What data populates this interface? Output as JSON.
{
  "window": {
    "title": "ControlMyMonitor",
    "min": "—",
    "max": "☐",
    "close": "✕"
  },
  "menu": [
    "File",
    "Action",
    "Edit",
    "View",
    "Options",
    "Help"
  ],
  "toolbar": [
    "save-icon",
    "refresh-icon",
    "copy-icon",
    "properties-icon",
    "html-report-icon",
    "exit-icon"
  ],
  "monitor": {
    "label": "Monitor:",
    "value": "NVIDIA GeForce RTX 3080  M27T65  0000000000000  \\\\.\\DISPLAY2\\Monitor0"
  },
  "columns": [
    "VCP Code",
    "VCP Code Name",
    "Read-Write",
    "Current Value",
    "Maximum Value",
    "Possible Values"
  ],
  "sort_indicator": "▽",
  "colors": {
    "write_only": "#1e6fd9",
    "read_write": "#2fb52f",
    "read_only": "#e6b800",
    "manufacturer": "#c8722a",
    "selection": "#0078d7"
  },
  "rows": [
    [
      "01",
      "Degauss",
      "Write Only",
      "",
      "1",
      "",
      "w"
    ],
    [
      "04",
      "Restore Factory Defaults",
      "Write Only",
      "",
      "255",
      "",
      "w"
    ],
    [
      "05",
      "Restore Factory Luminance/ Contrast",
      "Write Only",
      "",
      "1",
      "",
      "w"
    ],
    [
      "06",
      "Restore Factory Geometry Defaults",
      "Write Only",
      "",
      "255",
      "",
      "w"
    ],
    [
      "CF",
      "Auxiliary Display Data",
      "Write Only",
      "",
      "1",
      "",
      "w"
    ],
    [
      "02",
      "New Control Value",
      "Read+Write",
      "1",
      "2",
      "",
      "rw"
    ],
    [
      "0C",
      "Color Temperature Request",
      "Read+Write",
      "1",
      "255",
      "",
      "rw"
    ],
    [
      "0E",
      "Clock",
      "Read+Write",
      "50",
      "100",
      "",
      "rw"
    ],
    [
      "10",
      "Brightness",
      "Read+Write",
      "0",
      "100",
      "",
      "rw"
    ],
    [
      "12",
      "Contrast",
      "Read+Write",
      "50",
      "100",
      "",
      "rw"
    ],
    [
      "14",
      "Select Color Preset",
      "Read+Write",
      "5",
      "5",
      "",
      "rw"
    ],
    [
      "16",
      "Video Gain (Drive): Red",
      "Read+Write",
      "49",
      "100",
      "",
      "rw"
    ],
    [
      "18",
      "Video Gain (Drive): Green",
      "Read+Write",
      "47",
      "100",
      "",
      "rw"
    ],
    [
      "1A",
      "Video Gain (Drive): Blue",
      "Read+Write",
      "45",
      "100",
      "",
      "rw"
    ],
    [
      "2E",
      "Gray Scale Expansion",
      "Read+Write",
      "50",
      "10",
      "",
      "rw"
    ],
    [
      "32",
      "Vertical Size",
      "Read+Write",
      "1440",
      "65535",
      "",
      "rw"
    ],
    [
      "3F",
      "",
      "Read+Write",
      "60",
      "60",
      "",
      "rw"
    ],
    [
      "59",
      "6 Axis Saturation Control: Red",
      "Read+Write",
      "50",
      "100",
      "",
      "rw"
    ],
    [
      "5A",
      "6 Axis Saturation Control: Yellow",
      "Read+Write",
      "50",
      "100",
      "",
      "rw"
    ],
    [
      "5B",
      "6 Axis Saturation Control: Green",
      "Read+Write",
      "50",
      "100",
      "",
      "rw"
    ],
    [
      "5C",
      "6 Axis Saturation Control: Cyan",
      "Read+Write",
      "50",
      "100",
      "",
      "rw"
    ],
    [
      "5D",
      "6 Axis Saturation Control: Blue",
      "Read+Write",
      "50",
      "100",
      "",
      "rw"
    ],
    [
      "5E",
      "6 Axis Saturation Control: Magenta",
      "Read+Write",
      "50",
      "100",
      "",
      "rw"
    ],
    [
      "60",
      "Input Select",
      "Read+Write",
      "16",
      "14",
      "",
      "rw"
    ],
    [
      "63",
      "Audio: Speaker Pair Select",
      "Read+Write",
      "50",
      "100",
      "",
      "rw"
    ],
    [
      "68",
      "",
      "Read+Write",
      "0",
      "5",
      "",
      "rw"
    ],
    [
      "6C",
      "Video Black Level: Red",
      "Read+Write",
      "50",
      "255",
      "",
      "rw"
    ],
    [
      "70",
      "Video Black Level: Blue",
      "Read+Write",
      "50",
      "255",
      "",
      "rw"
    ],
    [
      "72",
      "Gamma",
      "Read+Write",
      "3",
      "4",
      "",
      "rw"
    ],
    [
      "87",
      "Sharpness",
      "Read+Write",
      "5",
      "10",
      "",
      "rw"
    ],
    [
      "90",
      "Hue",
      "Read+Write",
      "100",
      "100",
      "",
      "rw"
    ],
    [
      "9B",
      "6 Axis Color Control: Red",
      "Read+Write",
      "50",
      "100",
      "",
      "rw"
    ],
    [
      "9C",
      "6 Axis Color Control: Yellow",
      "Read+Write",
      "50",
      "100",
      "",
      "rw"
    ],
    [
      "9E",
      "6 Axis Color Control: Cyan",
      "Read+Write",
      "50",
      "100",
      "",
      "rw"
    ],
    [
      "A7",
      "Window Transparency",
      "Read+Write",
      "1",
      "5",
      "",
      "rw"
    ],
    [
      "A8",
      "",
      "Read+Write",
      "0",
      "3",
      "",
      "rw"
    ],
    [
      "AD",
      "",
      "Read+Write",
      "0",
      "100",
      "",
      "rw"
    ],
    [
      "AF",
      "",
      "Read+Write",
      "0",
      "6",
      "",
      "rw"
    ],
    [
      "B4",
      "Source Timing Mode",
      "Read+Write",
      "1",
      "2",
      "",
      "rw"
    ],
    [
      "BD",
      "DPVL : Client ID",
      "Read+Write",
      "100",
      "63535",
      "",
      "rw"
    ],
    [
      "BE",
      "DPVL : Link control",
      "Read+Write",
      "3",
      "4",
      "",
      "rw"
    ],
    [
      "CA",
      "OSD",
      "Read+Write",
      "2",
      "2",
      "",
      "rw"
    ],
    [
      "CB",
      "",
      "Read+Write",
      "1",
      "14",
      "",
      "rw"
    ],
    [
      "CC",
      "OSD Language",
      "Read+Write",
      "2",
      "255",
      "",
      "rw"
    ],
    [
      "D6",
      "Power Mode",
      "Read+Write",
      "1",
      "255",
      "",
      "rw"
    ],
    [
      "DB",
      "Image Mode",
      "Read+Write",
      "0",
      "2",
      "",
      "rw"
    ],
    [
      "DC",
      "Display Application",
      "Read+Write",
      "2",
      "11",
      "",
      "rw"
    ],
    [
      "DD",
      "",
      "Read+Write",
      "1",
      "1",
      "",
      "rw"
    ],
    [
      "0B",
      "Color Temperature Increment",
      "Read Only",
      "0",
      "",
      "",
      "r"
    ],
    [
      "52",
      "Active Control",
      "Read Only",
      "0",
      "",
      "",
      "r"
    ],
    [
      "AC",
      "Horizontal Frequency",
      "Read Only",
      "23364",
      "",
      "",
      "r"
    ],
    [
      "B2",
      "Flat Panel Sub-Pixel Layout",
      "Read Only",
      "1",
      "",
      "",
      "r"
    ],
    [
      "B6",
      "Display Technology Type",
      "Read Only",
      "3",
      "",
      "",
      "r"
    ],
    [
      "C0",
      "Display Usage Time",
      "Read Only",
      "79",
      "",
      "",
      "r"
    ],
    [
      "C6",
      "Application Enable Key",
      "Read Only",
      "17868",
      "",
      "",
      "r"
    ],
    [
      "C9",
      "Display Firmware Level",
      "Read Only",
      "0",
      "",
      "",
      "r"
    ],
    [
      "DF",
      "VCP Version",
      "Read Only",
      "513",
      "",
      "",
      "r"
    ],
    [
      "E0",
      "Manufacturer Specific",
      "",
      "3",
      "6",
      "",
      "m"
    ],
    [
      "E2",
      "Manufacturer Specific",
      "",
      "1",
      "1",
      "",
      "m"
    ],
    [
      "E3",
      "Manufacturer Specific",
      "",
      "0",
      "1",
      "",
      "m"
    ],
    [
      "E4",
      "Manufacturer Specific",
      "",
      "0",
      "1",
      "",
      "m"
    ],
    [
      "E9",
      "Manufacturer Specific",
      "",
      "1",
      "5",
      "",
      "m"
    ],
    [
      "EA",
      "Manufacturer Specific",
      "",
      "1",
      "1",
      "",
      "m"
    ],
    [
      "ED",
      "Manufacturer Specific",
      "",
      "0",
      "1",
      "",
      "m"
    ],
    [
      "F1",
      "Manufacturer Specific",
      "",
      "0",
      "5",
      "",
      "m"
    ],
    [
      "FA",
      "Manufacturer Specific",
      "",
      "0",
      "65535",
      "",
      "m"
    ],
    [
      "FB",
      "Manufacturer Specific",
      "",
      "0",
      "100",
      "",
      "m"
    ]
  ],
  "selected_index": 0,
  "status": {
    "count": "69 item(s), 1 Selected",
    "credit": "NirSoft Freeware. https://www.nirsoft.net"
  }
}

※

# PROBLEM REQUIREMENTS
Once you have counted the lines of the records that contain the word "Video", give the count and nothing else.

# THE ANSWER
5